LONDON (Reuters) - Unilever’s reputation for valuing all stakeholders rather than just shareholders boosted its corporate governance credentials, but landed the consumer goods firm in trouble when it tried to move its headquarters from London.
A growing list of British institutional refuseniks and the prospect of a retail investor rebellion in the context of Britain’s planned exit from the European Union prompted the company to reverse course and ditch the plan on Friday, three weeks before it was to be voted on.
Interviews with UK shareholders, advisors and analysts paint a picture of Unilever (ULVR.L) (UNc.AS) as either miscalculating the level of dissent to becoming a single corporate entity headquartered in the Netherlands, or dismissing it in the interests of a broader vision they were convinced was right.
“Better approaches are possible and the problems for shareholders were foreseeable,” said Iain Richards, head of responsible investment at Columbia Threadneedle Investments, one of the major institutional agencies to publicly oppose the move.
The change would have seen Unilever, the Anglo-Dutch maker of Marmite and Ben & Jerry’s ice cream, be kicked out of Britain’s blue-chip FTSE 100 index, forcing funds mandated to track the index to sell their shares and pressuring the price for remaining shareholders.
Small retail investors added to the momentum opposing the move - an ill-communicated reaction following a surprise $143 billion bid from Kraft-Heinz (KHC.O) last year.
Being headquartered in the Netherlands, with its different corporate law, was seen as a move that might have protected it from unwanted takeover bids in the future, among other incentives.
“Unfortunately, it started to get presented in the retail world in the context of Brexit, that ‘we want to keep Unilever British’, and I think that tipped it over the edge,” said one top-30 shareholder, who declined to be named because he is not authorised to speak to the media.
In recent weeks, Unilever had gone to great lengths to aggressively market its vision of how a new single corporate entity headquartered in the Netherlands would be good for the company and all its shareholders.
“They were overly focussed on the benefits to everyone, as opposed to the concerns of UK shareholders,” said Liberum analyst Robert Waldschmidt. He characterised the U-turn as a “bloody nose” for Polman, who is likely nearing the end of a ten-year tenure, but said losing the vote outright would have been worse.
“It would have been like a vote of ‘no confidence’.”
Public declarations of opposition to the move were around 12 percent of its London-listed share capital heading into Friday’s announcement, nearly half of the shares by value needed to vote it down, based on a 100 percent turnout. The threshold for an expected 80 percent turnout was correspondingly lower.
Unilever said it engaged with over 200 shareholders about its proposal, and said it had broad support from most of them, who agreed that a single structure, with a single pool of equity, would be simpler and more efficient.
Shareholders paint a different picture.

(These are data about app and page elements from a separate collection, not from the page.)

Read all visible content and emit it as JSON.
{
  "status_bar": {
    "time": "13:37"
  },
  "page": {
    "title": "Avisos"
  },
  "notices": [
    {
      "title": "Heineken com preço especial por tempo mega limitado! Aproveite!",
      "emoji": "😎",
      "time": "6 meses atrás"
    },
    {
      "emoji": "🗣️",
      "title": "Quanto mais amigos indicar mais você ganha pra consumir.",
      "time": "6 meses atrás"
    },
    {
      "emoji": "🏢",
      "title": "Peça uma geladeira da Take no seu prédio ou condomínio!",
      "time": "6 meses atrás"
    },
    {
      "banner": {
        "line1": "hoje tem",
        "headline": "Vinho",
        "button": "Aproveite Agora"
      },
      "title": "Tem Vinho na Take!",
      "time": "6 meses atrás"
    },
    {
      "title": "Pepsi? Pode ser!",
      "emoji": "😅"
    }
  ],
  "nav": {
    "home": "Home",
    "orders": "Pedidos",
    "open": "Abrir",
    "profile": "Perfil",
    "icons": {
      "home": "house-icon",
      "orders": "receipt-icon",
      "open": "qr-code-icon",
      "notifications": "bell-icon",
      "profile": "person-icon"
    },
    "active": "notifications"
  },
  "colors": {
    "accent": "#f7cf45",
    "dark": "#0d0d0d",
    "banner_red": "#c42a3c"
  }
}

“There was very little genuine engagement or dialogue. It was just them telling us what they were doing,” said the top-30 shareholder, who had warned Unilever that FTSE inclusion was critical. “They simply ... viewed us as casualties of war.”
Unilever said it held extensive talks with index operator FTSE Russell to try to get an exemption that would have allowed it to stay in the index, but was unsuccessful. Instead, Unilever said it would have an increased weighting in the EuroStoxx index.
CEO Paul Polman, who is expected to step down next year, was notably absent from the most recent public discussions of the move.
Two sources suggested that Chief Financial Officer Graeme Pitkethly, who was heavily involved in this effort along with Dutch Chairman Marjin Dekkers, may have edged lower in the company’s internal ranking after the debacle.
Shareholder Ali Miremadi of Swiss asset manager GAM said that sometimes Unilever shareholders had been made to feel their concerns about performance were very near-term, whereas Unilever preferred to focus on the long term.
He said he didn’t see the U-turn as a black eye, but rather something they just tried and didn’t work. “I think they should just get on with it and try to sell more ice cream,” he said.
Additional reporting by Pamela Barbaglia; Editing by Georgina Prodhan/David Evans/Alexander Smith